Reed said Interstate jumped at the opportunity to engage in an ongoing, national conversation on building a natural gas fueling infrastructure. The Port of Tacoma approved a lease in August for plans by Puget Sound Energy to build a $275 million LNG facility at the Port to supply Totem Ocean Trailer Express, another Saltchuk company, with LNG to fuel its two Orca-class cargo ships.
“The PSE site should help inasmuch as its presence will provide a local supply point,” Reed said. “The largest portion of our LNG cost is getting to the fuel. With our nearest supply point upward of five hours away, this will lower that cost significantly.”
Meanwhile, Blu LNG, based in Salt Lake City, operates a national network of LNG fueling stations, including one in Sumner, Wash. And while more stations are under construction, the company’s aggressive growth strategy has been slowed while it waits for more fleets to make the conversion to LNG.
Reed said another option is to use Clean Energy Fuels Corp., a California-based company that built and supplied 27 natural gas fueling stations during the first six months of 2014, nine of which were placed along highways. Clean Energy has offered Interstate a temporary mobile fueling station, or “harpoon,” that it will maintain and keep full on Interstate’s yard.
“There are some real challenges there,” Reed said. “Especially in the Northwest, the availability of fueling stations is not widespread. California has much more substantial fueling options.”
Meanwhile, Reed said customer demand has been mixed.
“There are some customers that you’d think would be highly motivated by it, but they’re not,” Reed said, “and then there are some for whom you become a preferred vendor if you have a natural gas fleet.”
Reed said, personally, he is proud of the direction Interstate is headed. A native of Port Orchard, Wash., Reed has an MBA in corporate finance from Brigham Young University.
“When I left there, I went straight to Intel and then to other large, multi-national organizations. While I loved the experience, having this local connection is very important to me. Transportation is such an essential part of our economy – it’s not exportable. I think our goal is to do something meaningful and stay true to our company’s unique culture.”

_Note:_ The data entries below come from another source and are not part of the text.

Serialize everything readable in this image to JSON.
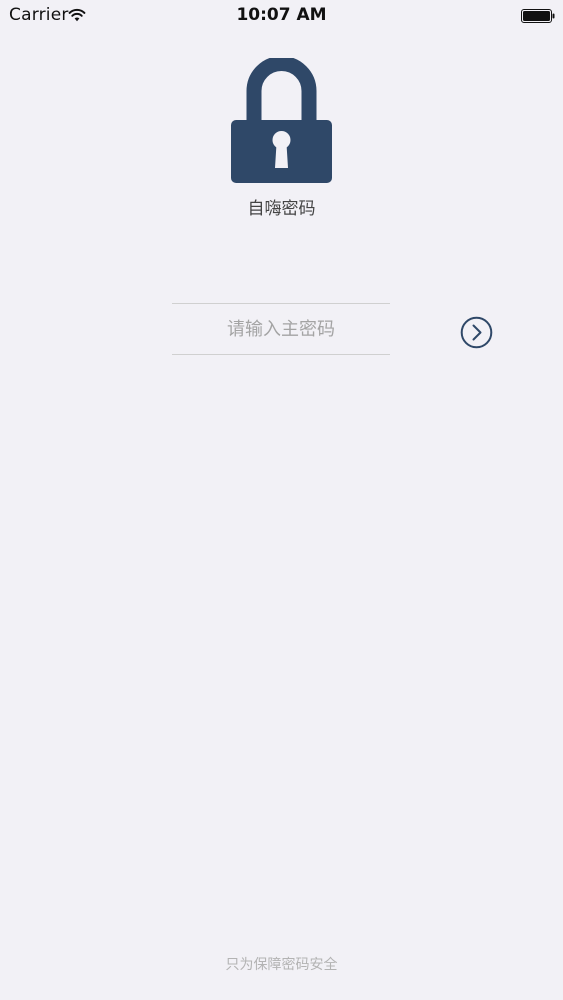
{
  "status_bar": {
    "carrier": "Carrier",
    "time": "10:07 AM",
    "wifi_icon": "wifi-icon",
    "battery_icon": "battery-icon"
  },
  "app": {
    "title": "自嗨密码",
    "logo_icon": "padlock-icon"
  },
  "login": {
    "password_placeholder": "请输入主密码",
    "password_value": "",
    "submit_icon": "chevron-right-circle-icon"
  },
  "footer": {
    "text": "只为保障密码安全"
  },
  "colors": {
    "background": "#f2f1f6",
    "accent": "#2f4868",
    "divider": "#d0d0d0",
    "placeholder": "#a4a4a4",
    "footer_text": "#b3b3b3"
  }
}
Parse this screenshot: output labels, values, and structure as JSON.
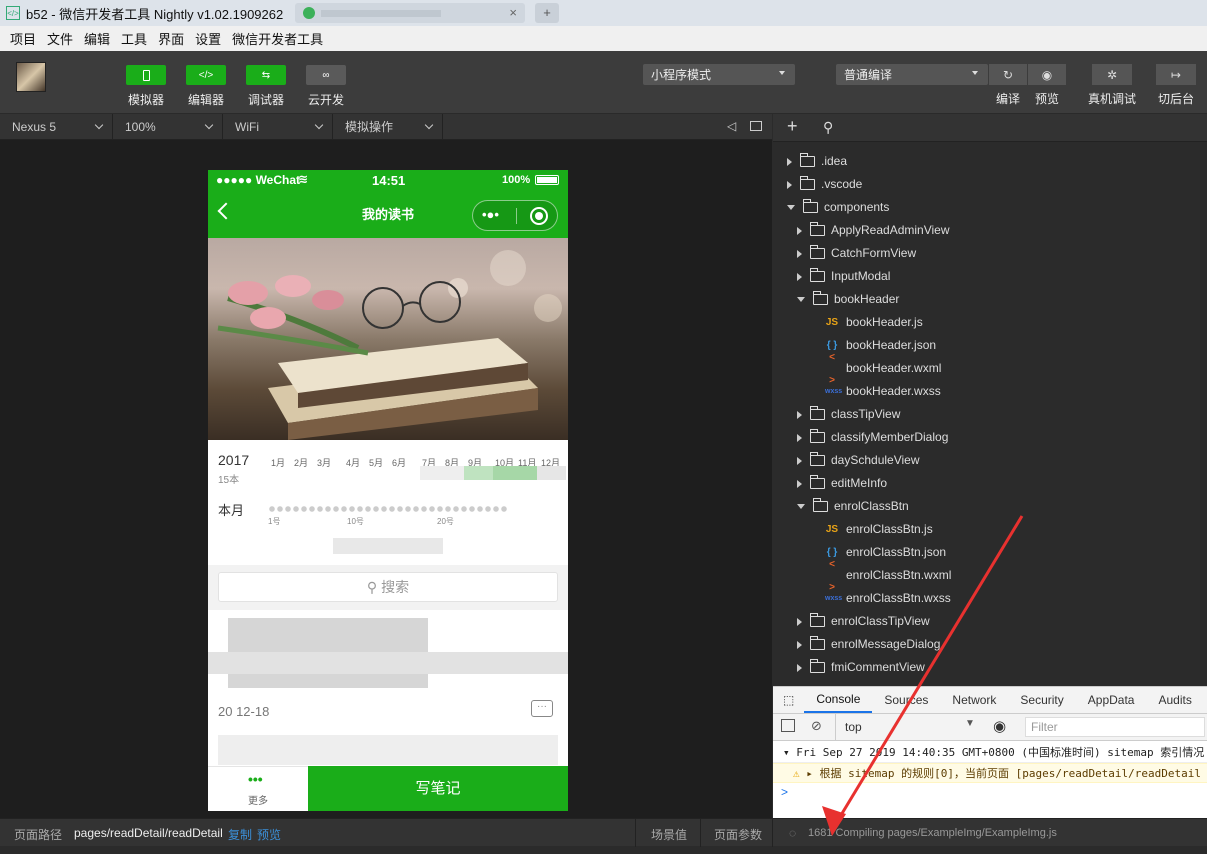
{
  "window": {
    "title": "b52 - 微信开发者工具 Nightly v1.02.1909262",
    "app_icon": "</>"
  },
  "menu": [
    "项目",
    "文件",
    "编辑",
    "工具",
    "界面",
    "设置",
    "微信开发者工具"
  ],
  "toolbar": {
    "buttons": [
      {
        "label": "模拟器",
        "icon": "phone-icon"
      },
      {
        "label": "编辑器",
        "icon": "code-icon"
      },
      {
        "label": "调试器",
        "icon": "debug-icon"
      },
      {
        "label": "云开发",
        "icon": "cloud-icon"
      }
    ],
    "mode_select": "小程序模式",
    "compile_select": "普通编译",
    "actions": [
      {
        "label": "编译",
        "icon": "refresh-icon"
      },
      {
        "label": "预览",
        "icon": "eye-icon"
      },
      {
        "label": "真机调试",
        "icon": "bug-icon"
      },
      {
        "label": "切后台",
        "icon": "switch-icon"
      }
    ]
  },
  "device_bar": {
    "device": "Nexus 5",
    "zoom": "100%",
    "network": "WiFi",
    "ops": "模拟操作"
  },
  "phone": {
    "status": {
      "carrier": "●●●●● WeChat",
      "time": "14:51",
      "battery": "100%"
    },
    "nav_title": "我的读书",
    "calendar": {
      "year": "2017",
      "count": "15本",
      "months": [
        "1月",
        "2月",
        "3月",
        "4月",
        "5月",
        "6月",
        "7月",
        "8月",
        "9月",
        "10月",
        "11月",
        "12月"
      ],
      "this_month": "本月",
      "days": [
        "1号",
        "10号",
        "20号"
      ]
    },
    "search_placeholder": "搜索",
    "date_partial": "20   12-18",
    "more_label": "更多",
    "write_note": "写笔记"
  },
  "file_tree": [
    {
      "name": ".idea",
      "type": "folder",
      "depth": 0,
      "open": false
    },
    {
      "name": ".vscode",
      "type": "folder",
      "depth": 0,
      "open": false
    },
    {
      "name": "components",
      "type": "folder",
      "depth": 0,
      "open": true
    },
    {
      "name": "ApplyReadAdminView",
      "type": "folder",
      "depth": 1,
      "open": false
    },
    {
      "name": "CatchFormView",
      "type": "folder",
      "depth": 1,
      "open": false
    },
    {
      "name": "InputModal",
      "type": "folder",
      "depth": 1,
      "open": false
    },
    {
      "name": "bookHeader",
      "type": "folder",
      "depth": 1,
      "open": true
    },
    {
      "name": "bookHeader.js",
      "type": "js",
      "depth": 2
    },
    {
      "name": "bookHeader.json",
      "type": "json",
      "depth": 2
    },
    {
      "name": "bookHeader.wxml",
      "type": "wxml",
      "depth": 2
    },
    {
      "name": "bookHeader.wxss",
      "type": "wxss",
      "depth": 2
    },
    {
      "name": "classTipView",
      "type": "folder",
      "depth": 1,
      "open": false
    },
    {
      "name": "classifyMemberDialog",
      "type": "folder",
      "depth": 1,
      "open": false
    },
    {
      "name": "daySchduleView",
      "type": "folder",
      "depth": 1,
      "open": false
    },
    {
      "name": "editMeInfo",
      "type": "folder",
      "depth": 1,
      "open": false
    },
    {
      "name": "enrolClassBtn",
      "type": "folder",
      "depth": 1,
      "open": true
    },
    {
      "name": "enrolClassBtn.js",
      "type": "js",
      "depth": 2
    },
    {
      "name": "enrolClassBtn.json",
      "type": "json",
      "depth": 2
    },
    {
      "name": "enrolClassBtn.wxml",
      "type": "wxml",
      "depth": 2
    },
    {
      "name": "enrolClassBtn.wxss",
      "type": "wxss",
      "depth": 2
    },
    {
      "name": "enrolClassTipView",
      "type": "folder",
      "depth": 1,
      "open": false
    },
    {
      "name": "enrolMessageDialog",
      "type": "folder",
      "depth": 1,
      "open": false
    },
    {
      "name": "fmiCommentView",
      "type": "folder",
      "depth": 1,
      "open": false
    }
  ],
  "file_icons": {
    "js": "JS",
    "json": "{ }",
    "wxml": "< >",
    "wxss": "wxss"
  },
  "console": {
    "tabs": [
      "Console",
      "Sources",
      "Network",
      "Security",
      "AppData",
      "Audits"
    ],
    "context": "top",
    "filter_placeholder": "Filter",
    "log1": "Fri Sep 27 2019 14:40:35 GMT+0800 (中国标准时间) sitemap 索引情况",
    "log2": "根据 sitemap 的规则[0]，当前页面 [pages/readDetail/readDetail",
    "prompt": ">"
  },
  "footer": {
    "path_label": "页面路径",
    "path": "pages/readDetail/readDetail",
    "copy": "复制",
    "preview": "预览",
    "scene": "场景值",
    "params": "页面参数",
    "compiling": "1681 Compiling pages/ExampleImg/ExampleImg.js"
  },
  "colors": {
    "accent": "#1aad19",
    "annotation_arrow": "#e8312f"
  }
}
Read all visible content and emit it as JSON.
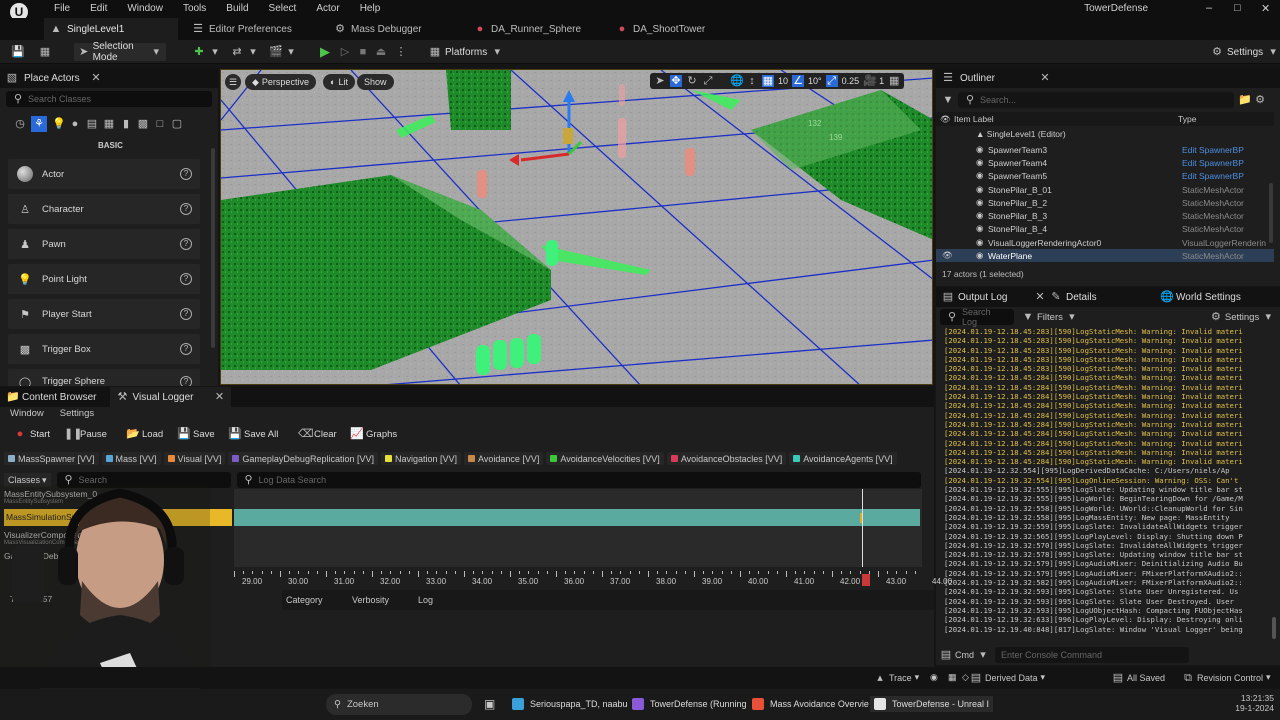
{
  "app": {
    "title": "TowerDefense",
    "menu": [
      "File",
      "Edit",
      "Window",
      "Tools",
      "Build",
      "Select",
      "Actor",
      "Help"
    ],
    "tabs": [
      "SingleLevel1",
      "Editor Preferences",
      "Mass Debugger",
      "DA_Runner_Sphere",
      "DA_ShootTower"
    ]
  },
  "toolbar": {
    "selection_mode": "Selection Mode",
    "platforms": "Platforms",
    "settings": "Settings"
  },
  "place_actors": {
    "title": "Place Actors",
    "search_placeholder": "Search Classes",
    "category": "BASIC",
    "items": [
      "Actor",
      "Character",
      "Pawn",
      "Point Light",
      "Player Start",
      "Trigger Box",
      "Trigger Sphere"
    ]
  },
  "viewport": {
    "perspective": "Perspective",
    "lit": "Lit",
    "show": "Show",
    "grid_snap": "10",
    "rot_snap": "10°",
    "scale_snap": "0.25",
    "camera_speed": "1",
    "actor_labels": [
      "132",
      "139"
    ]
  },
  "outliner": {
    "title": "Outliner",
    "search_placeholder": "Search...",
    "col_label": "Item Label",
    "col_type": "Type",
    "root": "SingleLevel1 (Editor)",
    "rows": [
      {
        "label": "SpawnerTeam3",
        "type": "Edit SpawnerBP"
      },
      {
        "label": "SpawnerTeam4",
        "type": "Edit SpawnerBP"
      },
      {
        "label": "SpawnerTeam5",
        "type": "Edit SpawnerBP"
      },
      {
        "label": "StonePilar_B_01",
        "type": "StaticMeshActor"
      },
      {
        "label": "StonePilar_B_2",
        "type": "StaticMeshActor"
      },
      {
        "label": "StonePilar_B_3",
        "type": "StaticMeshActor"
      },
      {
        "label": "StonePilar_B_4",
        "type": "StaticMeshActor"
      },
      {
        "label": "VisualLoggerRenderingActor0",
        "type": "VisualLoggerRenderin"
      },
      {
        "label": "WaterPlane",
        "type": "StaticMeshActor"
      }
    ],
    "status": "17 actors (1 selected)"
  },
  "output_log": {
    "tabs": [
      "Output Log",
      "Details",
      "World Settings"
    ],
    "search_placeholder": "Search Log",
    "filters": "Filters",
    "settings": "Settings",
    "lines": [
      "[2024.01.19-12.18.45:283][590]LogStaticMesh: Warning: Invalid materi",
      "[2024.01.19-12.18.45:283][590]LogStaticMesh: Warning: Invalid materi",
      "[2024.01.19-12.18.45:283][590]LogStaticMesh: Warning: Invalid materi",
      "[2024.01.19-12.18.45:283][590]LogStaticMesh: Warning: Invalid materi",
      "[2024.01.19-12.18.45:283][590]LogStaticMesh: Warning: Invalid materi",
      "[2024.01.19-12.18.45:284][590]LogStaticMesh: Warning: Invalid materi",
      "[2024.01.19-12.18.45:284][590]LogStaticMesh: Warning: Invalid materi",
      "[2024.01.19-12.18.45:284][590]LogStaticMesh: Warning: Invalid materi",
      "[2024.01.19-12.18.45:284][590]LogStaticMesh: Warning: Invalid materi",
      "[2024.01.19-12.18.45:284][590]LogStaticMesh: Warning: Invalid materi",
      "[2024.01.19-12.18.45:284][590]LogStaticMesh: Warning: Invalid materi",
      "[2024.01.19-12.18.45:284][590]LogStaticMesh: Warning: Invalid materi",
      "[2024.01.19-12.18.45:284][590]LogStaticMesh: Warning: Invalid materi",
      "[2024.01.19-12.18.45:284][590]LogStaticMesh: Warning: Invalid materi",
      "[2024.01.19-12.18.45:284][590]LogStaticMesh: Warning: Invalid materi",
      "[2024.01.19-12.32.554][995]LogDerivedDataCache: C:/Users/niels/Ap",
      "[2024.01.19-12.19.32:554][995]LogOnlineSession: Warning: OSS: Can't",
      "[2024.01.19-12.19.32:555][995]LogSlate: Updating window title bar st",
      "[2024.01.19-12.19.32:555][995]LogWorld: BeginTearingDown for /Game/M",
      "[2024.01.19-12.19.32:558][995]LogWorld: UWorld::CleanupWorld for Sin",
      "[2024.01.19-12.19.32:558][995]LogMassEntity: New page: MassEntity",
      "[2024.01.19-12.19.32:559][995]LogSlate: InvalidateAllWidgets trigger",
      "[2024.01.19-12.19.32:565][995]LogPlayLevel: Display: Shutting down P",
      "[2024.01.19-12.19.32:570][995]LogSlate: InvalidateAllWidgets trigger",
      "[2024.01.19-12.19.32:578][995]LogSlate: Updating window title bar st",
      "[2024.01.19-12.19.32:579][995]LogAudioMixer: Deinitializing Audio Bu",
      "[2024.01.19-12.19.32:579][995]LogAudioMixer: FMixerPlatformXAudio2::",
      "[2024.01.19-12.19.32:582][995]LogAudioMixer: FMixerPlatformXAudio2::",
      "[2024.01.19-12.19.32:593][995]LogSlate: Slate User Unregistered.  Us",
      "[2024.01.19-12.19.32:593][995]LogSlate: Slate User Destroyed.  User",
      "[2024.01.19-12.19.32:593][995]LogUObjectHash: Compacting FUObjectHas",
      "[2024.01.19-12.19.32:633][996]LogPlayLevel: Display: Destroying onli",
      "[2024.01.19-12.19.40:848][817]LogSlate: Window 'Visual Logger' being"
    ],
    "cmd": "Cmd",
    "console_placeholder": "Enter Console Command"
  },
  "visual_logger": {
    "tabs": [
      "Content Browser",
      "Visual Logger"
    ],
    "menu": [
      "Window",
      "Settings"
    ],
    "buttons": [
      "Start",
      "Pause",
      "Load",
      "Save",
      "Save All",
      "Clear",
      "Graphs"
    ],
    "chips": [
      {
        "label": "MassSpawner [VV]",
        "color": "#8ab0c8"
      },
      {
        "label": "Mass [VV]",
        "color": "#58a6d6"
      },
      {
        "label": "Visual [VV]",
        "color": "#e8883a"
      },
      {
        "label": "GameplayDebugReplication [VV]",
        "color": "#7a5cc4"
      },
      {
        "label": "Navigation [VV]",
        "color": "#e8e03a"
      },
      {
        "label": "Avoidance [VV]",
        "color": "#c8884a"
      },
      {
        "label": "AvoidanceVelocities [VV]",
        "color": "#3ac83a"
      },
      {
        "label": "AvoidanceObstacles [VV]",
        "color": "#d83a5a"
      },
      {
        "label": "AvoidanceAgents [VV]",
        "color": "#3ac8b8"
      }
    ],
    "classes": "Classes",
    "search_placeholder": "Search",
    "log_search_placeholder": "Log Data Search",
    "rows": [
      {
        "name": "MassEntitySubsystem_0",
        "sub": "MassEntitySubsystem"
      },
      {
        "name": "MassSimulationSubsystem",
        "sub": ""
      },
      {
        "name": "VisualizerComponent",
        "sub": "MassVisualizationComponent"
      },
      {
        "name": "GameplayDebugger",
        "sub": ""
      }
    ],
    "time_ticks": [
      "29.00",
      "30.00",
      "31.00",
      "32.00",
      "33.00",
      "34.00",
      "35.00",
      "36.00",
      "37.00",
      "38.00",
      "39.00",
      "40.00",
      "41.00",
      "42.00",
      "43.00",
      "44.00"
    ],
    "time_label": "Time 42.57",
    "cols": [
      "Category",
      "Verbosity",
      "Log"
    ]
  },
  "statusbar": {
    "trace": "Trace",
    "derived_data": "Derived Data",
    "all_saved": "All Saved",
    "revision_control": "Revision Control"
  },
  "taskbar": {
    "search": "Zoeken",
    "apps": [
      {
        "label": "Seriouspapa_TD, naabu",
        "color": "#3aa0d8"
      },
      {
        "label": "TowerDefense (Running",
        "color": "#8a5ad8"
      },
      {
        "label": "Mass Avoidance Overvie",
        "color": "#e8503a"
      },
      {
        "label": "TowerDefense - Unreal I",
        "color": "#e6e6e6"
      }
    ],
    "time": "13:21:35",
    "date": "19-1-2024"
  }
}
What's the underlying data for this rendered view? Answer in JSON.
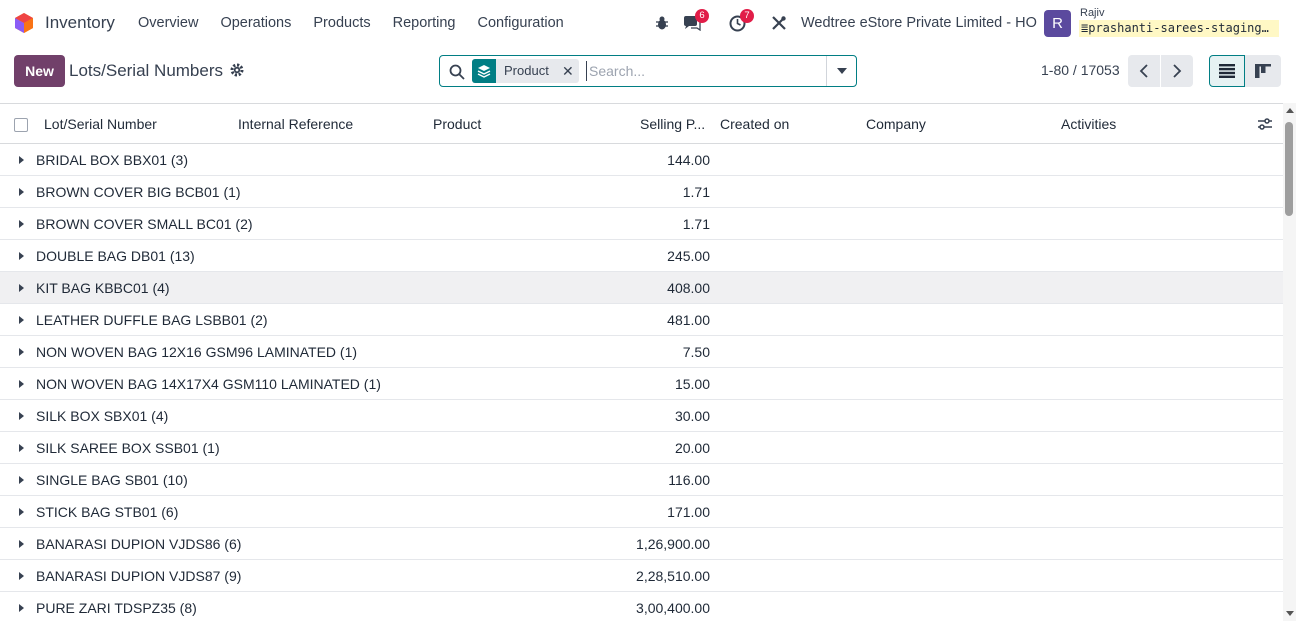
{
  "navbar": {
    "app_name": "Inventory",
    "menu": [
      "Overview",
      "Operations",
      "Products",
      "Reporting",
      "Configuration"
    ],
    "chat_badge": "6",
    "activity_badge": "7",
    "company": "Wedtree eStore Private Limited - HO",
    "avatar_letter": "R",
    "user_name": "Rajiv",
    "database": "prashanti-sarees-staging…",
    "accent_color": "#71406a"
  },
  "control_panel": {
    "new_label": "New",
    "title": "Lots/Serial Numbers",
    "facet_label": "Product",
    "search_placeholder": "Search...",
    "pager": "1-80 / 17053"
  },
  "table": {
    "columns": [
      "Lot/Serial Number",
      "Internal Reference",
      "Product",
      "Selling P...",
      "Created on",
      "Company",
      "Activities"
    ],
    "groups": [
      {
        "name": "BRIDAL BOX BBX01 (3)",
        "price": "144.00"
      },
      {
        "name": "BROWN COVER BIG BCB01 (1)",
        "price": "1.71"
      },
      {
        "name": "BROWN COVER SMALL BC01 (2)",
        "price": "1.71"
      },
      {
        "name": "DOUBLE BAG DB01 (13)",
        "price": "245.00"
      },
      {
        "name": "KIT BAG KBBC01 (4)",
        "price": "408.00"
      },
      {
        "name": "LEATHER DUFFLE BAG LSBB01 (2)",
        "price": "481.00"
      },
      {
        "name": "NON WOVEN BAG 12X16 GSM96 LAMINATED (1)",
        "price": "7.50"
      },
      {
        "name": "NON WOVEN BAG 14X17X4 GSM110 LAMINATED (1)",
        "price": "15.00"
      },
      {
        "name": "SILK BOX SBX01 (4)",
        "price": "30.00"
      },
      {
        "name": "SILK SAREE BOX SSB01 (1)",
        "price": "20.00"
      },
      {
        "name": "SINGLE BAG SB01 (10)",
        "price": "116.00"
      },
      {
        "name": "STICK BAG STB01 (6)",
        "price": "171.00"
      },
      {
        "name": "BANARASI DUPION VJDS86 (6)",
        "price": "1,26,900.00"
      },
      {
        "name": "BANARASI DUPION VJDS87 (9)",
        "price": "2,28,510.00"
      },
      {
        "name": "PURE ZARI TDSPZ35 (8)",
        "price": "3,00,400.00"
      }
    ]
  }
}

Updated 12.15.14Posted by intd on December 2, 2014 | Categories: News.